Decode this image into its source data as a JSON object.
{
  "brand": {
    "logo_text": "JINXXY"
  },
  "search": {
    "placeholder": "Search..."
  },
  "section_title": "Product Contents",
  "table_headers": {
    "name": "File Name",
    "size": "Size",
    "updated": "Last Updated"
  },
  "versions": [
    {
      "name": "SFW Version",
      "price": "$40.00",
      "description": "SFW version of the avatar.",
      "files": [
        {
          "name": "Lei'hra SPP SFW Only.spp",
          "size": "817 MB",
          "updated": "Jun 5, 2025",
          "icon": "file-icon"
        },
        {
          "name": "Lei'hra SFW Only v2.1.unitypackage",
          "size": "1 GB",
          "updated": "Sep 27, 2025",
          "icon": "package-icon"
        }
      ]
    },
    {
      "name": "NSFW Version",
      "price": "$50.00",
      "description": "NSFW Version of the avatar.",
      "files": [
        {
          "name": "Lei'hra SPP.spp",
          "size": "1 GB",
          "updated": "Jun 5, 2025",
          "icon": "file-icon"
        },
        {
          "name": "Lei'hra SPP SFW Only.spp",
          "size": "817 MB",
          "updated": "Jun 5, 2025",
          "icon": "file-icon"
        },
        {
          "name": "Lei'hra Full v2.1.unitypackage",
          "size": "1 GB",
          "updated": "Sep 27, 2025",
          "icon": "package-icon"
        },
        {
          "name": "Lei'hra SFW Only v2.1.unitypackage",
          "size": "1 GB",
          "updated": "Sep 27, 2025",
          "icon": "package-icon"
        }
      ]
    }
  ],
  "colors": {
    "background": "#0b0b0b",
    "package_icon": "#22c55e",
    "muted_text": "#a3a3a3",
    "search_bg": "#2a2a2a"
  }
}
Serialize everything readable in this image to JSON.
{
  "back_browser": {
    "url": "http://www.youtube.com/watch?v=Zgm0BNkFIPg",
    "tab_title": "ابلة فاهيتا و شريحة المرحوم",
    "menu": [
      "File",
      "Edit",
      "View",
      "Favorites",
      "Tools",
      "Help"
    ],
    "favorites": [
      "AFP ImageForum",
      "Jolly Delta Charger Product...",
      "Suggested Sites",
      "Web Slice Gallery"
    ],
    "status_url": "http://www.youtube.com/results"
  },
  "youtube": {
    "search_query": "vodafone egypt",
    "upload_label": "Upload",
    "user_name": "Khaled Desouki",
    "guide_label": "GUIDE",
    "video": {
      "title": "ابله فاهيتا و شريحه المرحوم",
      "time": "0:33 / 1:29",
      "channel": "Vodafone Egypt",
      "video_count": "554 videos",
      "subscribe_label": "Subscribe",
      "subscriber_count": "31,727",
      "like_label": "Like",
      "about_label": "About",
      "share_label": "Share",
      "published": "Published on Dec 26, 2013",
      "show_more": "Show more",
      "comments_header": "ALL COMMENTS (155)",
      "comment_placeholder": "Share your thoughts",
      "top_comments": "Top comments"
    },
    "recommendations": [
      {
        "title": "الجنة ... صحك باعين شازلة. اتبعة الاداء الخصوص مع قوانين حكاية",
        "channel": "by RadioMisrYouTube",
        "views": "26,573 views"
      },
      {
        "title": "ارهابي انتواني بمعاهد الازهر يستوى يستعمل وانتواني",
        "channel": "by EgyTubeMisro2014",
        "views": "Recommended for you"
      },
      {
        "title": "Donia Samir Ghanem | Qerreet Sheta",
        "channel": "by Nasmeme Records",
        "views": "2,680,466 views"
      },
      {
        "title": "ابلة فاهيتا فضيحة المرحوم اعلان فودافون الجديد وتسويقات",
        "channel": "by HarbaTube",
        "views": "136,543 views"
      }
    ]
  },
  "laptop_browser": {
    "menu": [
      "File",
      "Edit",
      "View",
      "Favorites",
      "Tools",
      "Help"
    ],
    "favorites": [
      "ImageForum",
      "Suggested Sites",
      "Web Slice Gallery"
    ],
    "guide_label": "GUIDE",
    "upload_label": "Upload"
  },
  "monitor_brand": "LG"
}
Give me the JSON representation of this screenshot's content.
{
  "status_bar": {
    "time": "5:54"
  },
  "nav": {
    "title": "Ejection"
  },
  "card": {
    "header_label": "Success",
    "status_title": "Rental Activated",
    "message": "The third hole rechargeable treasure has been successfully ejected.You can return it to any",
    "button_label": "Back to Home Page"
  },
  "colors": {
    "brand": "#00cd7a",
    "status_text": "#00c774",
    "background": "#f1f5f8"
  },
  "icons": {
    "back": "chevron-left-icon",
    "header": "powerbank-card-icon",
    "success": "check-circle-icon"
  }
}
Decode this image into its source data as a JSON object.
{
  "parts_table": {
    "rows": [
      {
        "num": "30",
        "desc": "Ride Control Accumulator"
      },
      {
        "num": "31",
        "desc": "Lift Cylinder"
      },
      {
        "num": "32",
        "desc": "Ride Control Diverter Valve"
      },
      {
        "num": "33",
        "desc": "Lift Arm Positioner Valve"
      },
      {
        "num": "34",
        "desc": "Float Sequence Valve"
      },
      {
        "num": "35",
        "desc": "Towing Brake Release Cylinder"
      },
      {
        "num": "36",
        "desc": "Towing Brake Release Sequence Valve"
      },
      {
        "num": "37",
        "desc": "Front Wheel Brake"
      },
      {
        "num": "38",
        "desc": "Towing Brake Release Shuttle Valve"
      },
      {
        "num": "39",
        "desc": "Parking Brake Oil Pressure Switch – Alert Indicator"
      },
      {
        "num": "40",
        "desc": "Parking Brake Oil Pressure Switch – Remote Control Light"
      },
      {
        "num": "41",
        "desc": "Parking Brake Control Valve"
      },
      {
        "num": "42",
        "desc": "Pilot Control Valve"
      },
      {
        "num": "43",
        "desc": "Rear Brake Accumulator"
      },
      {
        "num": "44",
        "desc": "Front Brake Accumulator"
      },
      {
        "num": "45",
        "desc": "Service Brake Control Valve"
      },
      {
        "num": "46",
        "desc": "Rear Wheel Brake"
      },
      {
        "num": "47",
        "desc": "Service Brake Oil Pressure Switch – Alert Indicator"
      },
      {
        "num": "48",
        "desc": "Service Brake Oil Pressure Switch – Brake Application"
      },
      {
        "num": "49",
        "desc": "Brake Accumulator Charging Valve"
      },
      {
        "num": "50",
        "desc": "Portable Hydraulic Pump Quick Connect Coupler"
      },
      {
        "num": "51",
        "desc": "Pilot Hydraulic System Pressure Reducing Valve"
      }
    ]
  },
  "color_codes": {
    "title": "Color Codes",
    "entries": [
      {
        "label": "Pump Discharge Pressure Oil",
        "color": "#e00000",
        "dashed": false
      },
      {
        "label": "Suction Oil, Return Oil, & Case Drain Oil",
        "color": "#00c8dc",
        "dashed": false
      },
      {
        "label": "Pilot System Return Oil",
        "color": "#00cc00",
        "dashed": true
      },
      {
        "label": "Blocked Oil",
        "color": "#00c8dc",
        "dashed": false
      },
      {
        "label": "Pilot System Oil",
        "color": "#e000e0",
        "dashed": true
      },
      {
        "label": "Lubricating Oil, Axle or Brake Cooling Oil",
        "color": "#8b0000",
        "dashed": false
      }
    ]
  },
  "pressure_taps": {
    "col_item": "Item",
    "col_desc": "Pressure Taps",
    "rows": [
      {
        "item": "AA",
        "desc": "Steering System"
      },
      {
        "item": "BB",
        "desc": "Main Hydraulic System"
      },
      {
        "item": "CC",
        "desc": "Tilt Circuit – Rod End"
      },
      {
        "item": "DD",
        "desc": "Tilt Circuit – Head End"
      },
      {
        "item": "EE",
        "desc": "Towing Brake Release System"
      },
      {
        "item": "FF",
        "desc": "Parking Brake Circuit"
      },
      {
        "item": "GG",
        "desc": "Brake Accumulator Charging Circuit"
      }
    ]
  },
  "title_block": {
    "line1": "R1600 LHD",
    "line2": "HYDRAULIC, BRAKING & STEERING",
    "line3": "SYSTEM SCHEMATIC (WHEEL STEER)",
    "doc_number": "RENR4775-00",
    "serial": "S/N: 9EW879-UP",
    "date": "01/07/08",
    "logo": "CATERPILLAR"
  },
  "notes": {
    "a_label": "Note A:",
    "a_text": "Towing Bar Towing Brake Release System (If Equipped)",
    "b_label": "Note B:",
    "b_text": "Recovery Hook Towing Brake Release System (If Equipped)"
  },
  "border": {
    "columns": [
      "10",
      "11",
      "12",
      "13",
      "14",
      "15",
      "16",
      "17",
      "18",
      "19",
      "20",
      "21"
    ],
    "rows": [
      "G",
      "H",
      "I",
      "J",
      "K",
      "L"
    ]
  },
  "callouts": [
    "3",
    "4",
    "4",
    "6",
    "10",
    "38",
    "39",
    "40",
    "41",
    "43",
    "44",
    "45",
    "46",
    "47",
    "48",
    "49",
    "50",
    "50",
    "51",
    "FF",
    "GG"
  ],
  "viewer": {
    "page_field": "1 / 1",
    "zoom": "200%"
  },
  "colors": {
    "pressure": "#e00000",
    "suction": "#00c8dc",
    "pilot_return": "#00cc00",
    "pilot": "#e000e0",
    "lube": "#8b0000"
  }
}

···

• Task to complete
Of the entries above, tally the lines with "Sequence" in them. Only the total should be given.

• Your solution
2